2017 NHL Draft
Prospect Notes: B-B Armada vs Rimouski Oceanic
Promise on display for Armada in 6-0 rout of Oceanic
Steve Kournianos | 3/8/2017 | New York |
2017 Draft Prospects
LW Joel Teasdale (3/11/99, 5’11/190): Teasdale is a top-line left wing who plays an in-your-face game. His size is far from imposing, but he shows tremendous upper-body strength that wins puck battles, while his leg drive helps him power through opponents as he skates down the wing with speed. Teasdale likes to control the puck and takes direct routes to the net. His feet are constantly moving and there isn’t a loose puck he won’t get dirty for. He skates with a short stride and looks choppy, and while his overall speed is somewhat average, Teasdale moves with a purpose and displays excellent balance. He’ll take a beating in the low slot and uses a wide tripod to maintain a foothold while screening the goalie. His puck skills are above average, and he is more of a shooter than a passer.
LHD Antoine Crete-Belzile (8/19/99, 6’0 /188): Crete-Belzile has the potential to be a very good top-four support defender, and we’d like to think the warts he’s showing in relation to puck management have more to do with his age than anything else — he won’t turn 18 for another six months. There are times he looks outstanding — confident, decisive and crisp. Every four or five solid shifts, however, are generally followed by foul up. Crete-Belzile is a smart player from his blueline inward, as he uses quick reflexes and a solid understanding of play development to intercept passes and transition up ice. He wins his 50/50 battles more for his routes, anticipation, body positioning and active stick rather than relying on speed alone. With the puck on his stick, Crete-Belzile can look impressive, but crossing center ice turns into an adventure. He’s far more reliable when he stays within himself, covers the slot like a blanket and disrupts play around the net. Agile and poised in his own end, Crete-Belzile is inconsistent with his gap control but does have a quick first step and good closing speed. He moonlights as a second-unit option on the power play, but don’t expect much in terms of offense, creativity and point production.
LW/C Anthony Poulin (8/26/99, 5’9/185): Sneaky, crafty offensive player with very quick hands and excellent vision. Poulin made several high-end plays in traffic to find open linemates rather than take shots through clogged lanes. He’s a bit of a waterbug — undersized but feisty and relentless. Poulin displayed a hard, accurate shot with a quick release. He plays in a support role and didn’t get many offensive zone starts but looks like a selfless pass-first playmaker capable of producing with an expanded role.

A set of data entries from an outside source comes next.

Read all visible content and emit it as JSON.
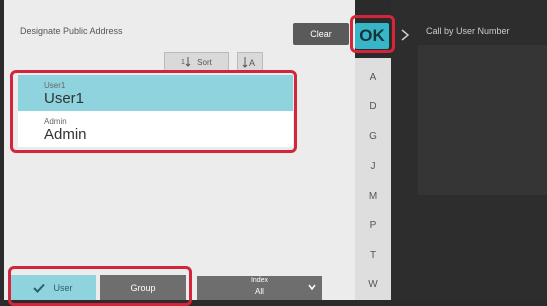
{
  "header": {
    "title": "Designate Public Address",
    "clear_label": "Clear",
    "ok_label": "OK",
    "right_title": "Call by User Number"
  },
  "toolbar": {
    "sort_label": "Sort",
    "sort_icon": "sort-icon",
    "az_icon": "az-sort-icon"
  },
  "list": [
    {
      "small": "User1",
      "big": "User1",
      "selected": true
    },
    {
      "small": "Admin",
      "big": "Admin",
      "selected": false
    }
  ],
  "tabs": {
    "user_label": "User",
    "group_label": "Group"
  },
  "index_select": {
    "label": "Index",
    "value": "All"
  },
  "index_letters": [
    "A",
    "D",
    "G",
    "J",
    "M",
    "P",
    "T",
    "W"
  ],
  "colors": {
    "accent": "#36b6c8",
    "selected_row": "#8fd3de",
    "highlight": "#d3263a"
  }
}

RW Shaun Miller (6/4/99, 5’11/170): Miller is a 200-foot player who skates well and is difficult to knock off the puck. He has escapability and will weave in and around traffic while maintaining control of the puck. Plays and looks a lot bigger than his listed measurements, as he used his upper-body strength and balance to fend off defenders. His straight-line speed is good, but Miller will gain the zone more from patience and lateral movement than simply blowing past people. Miller can stop on a dime and his footwork helps him gain the extra second or two necessary to find an open option.

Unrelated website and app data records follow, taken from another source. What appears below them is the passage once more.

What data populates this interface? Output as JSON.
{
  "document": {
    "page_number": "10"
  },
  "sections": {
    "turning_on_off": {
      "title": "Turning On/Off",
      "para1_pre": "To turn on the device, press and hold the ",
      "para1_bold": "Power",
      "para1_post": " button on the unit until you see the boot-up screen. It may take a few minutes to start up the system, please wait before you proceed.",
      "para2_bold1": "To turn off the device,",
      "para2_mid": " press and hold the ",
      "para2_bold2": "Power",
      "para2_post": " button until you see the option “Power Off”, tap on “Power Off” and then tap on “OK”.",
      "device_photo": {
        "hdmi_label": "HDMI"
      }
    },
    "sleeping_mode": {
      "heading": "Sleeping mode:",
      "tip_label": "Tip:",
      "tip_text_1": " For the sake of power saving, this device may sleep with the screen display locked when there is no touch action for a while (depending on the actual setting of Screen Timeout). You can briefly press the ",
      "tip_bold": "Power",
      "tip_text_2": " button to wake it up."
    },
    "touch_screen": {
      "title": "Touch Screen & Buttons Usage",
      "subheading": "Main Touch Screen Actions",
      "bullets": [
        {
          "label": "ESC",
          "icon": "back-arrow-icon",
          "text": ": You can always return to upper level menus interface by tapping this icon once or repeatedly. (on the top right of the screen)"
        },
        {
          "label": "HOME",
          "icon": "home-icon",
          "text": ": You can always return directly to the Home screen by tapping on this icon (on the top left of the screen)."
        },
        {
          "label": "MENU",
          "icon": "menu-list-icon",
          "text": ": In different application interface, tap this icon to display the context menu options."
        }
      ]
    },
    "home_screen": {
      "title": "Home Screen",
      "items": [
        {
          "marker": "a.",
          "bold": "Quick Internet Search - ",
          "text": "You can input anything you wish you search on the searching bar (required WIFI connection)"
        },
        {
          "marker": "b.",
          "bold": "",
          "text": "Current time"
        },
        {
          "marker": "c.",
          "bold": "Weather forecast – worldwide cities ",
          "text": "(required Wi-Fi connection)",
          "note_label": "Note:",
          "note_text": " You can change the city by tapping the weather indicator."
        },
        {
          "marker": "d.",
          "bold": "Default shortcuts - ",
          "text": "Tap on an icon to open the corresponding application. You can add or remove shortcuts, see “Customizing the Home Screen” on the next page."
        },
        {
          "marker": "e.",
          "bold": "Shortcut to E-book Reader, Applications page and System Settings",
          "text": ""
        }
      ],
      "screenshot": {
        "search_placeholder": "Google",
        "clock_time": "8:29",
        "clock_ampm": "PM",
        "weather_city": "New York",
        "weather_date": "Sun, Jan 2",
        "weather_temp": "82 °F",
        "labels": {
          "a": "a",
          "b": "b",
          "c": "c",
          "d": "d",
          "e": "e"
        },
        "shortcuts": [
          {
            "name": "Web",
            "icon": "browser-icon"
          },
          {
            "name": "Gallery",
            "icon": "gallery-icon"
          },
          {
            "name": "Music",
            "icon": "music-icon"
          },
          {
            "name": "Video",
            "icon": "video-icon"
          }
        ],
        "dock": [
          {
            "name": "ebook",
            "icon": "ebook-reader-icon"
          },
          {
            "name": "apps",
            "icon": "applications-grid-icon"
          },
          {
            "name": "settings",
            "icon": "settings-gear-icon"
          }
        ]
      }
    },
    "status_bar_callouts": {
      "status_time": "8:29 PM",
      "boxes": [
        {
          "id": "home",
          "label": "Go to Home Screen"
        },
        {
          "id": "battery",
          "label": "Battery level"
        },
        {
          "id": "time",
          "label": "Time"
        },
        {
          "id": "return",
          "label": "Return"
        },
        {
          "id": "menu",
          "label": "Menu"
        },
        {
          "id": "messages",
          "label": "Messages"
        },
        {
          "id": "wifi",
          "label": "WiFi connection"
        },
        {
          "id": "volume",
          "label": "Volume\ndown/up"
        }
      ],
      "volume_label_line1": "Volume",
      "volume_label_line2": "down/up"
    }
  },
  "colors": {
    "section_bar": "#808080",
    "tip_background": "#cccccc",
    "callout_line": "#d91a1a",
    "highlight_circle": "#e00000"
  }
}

RW Denis Mikhnin (7/11/99, 5’10/166): Mikhnin is a three-zone skilled forward capable of shouldering top line responsibilities. He is a quick skater with excellent side-to-side maneuverability who can not only skate well, but also create a variety of plays off the rush, such as feathering accurate passes or incorporating trailers and backdoor-cutters. Mikhnin stickhandles with his head up and will walk the line long enough to draw opponents away from quality scoring areas. He is a sturdy player who displays strength and a willingness to battle for pucks in any corner of the ice. An undervalued aspect of his game is that he is responsible in his own zone and drops down into the slot to cover up for roaming teammates. Moreover, his hand-eye coordination and soft hands allow him to settle down or wire bouncing pucks. Always involved and looking to strike, Mikhnin is an opportunist who makes you pay for snoozing.

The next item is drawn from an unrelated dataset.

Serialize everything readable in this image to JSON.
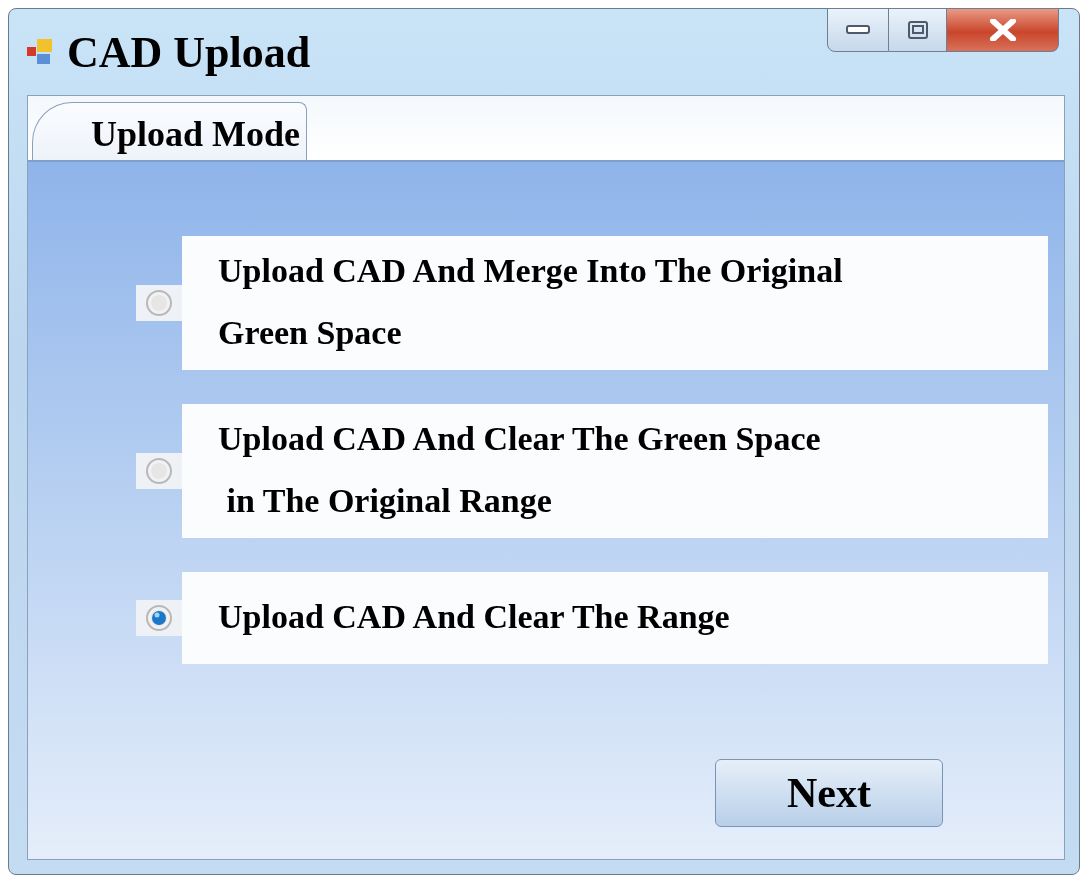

C Carson MacKinnon (8/21/99, 6’0/154): MacKinnon is a versatile two-way center who can also play the wing. He is a confident, low-maintenance playmaker with very good vision who understands the importance of timing — MacKinnon uses accurate touch or slap passes off the rush, making it difficult to telegraph his intentions. He’s a wiry kid but will play physical and get involved in puck battles, both serving him well on Rimouski’s first penalty killing unit. Playing with poise and eluding pressure are two things he does extremely well, and he can be counted on to move the puck out of his own end and into safety.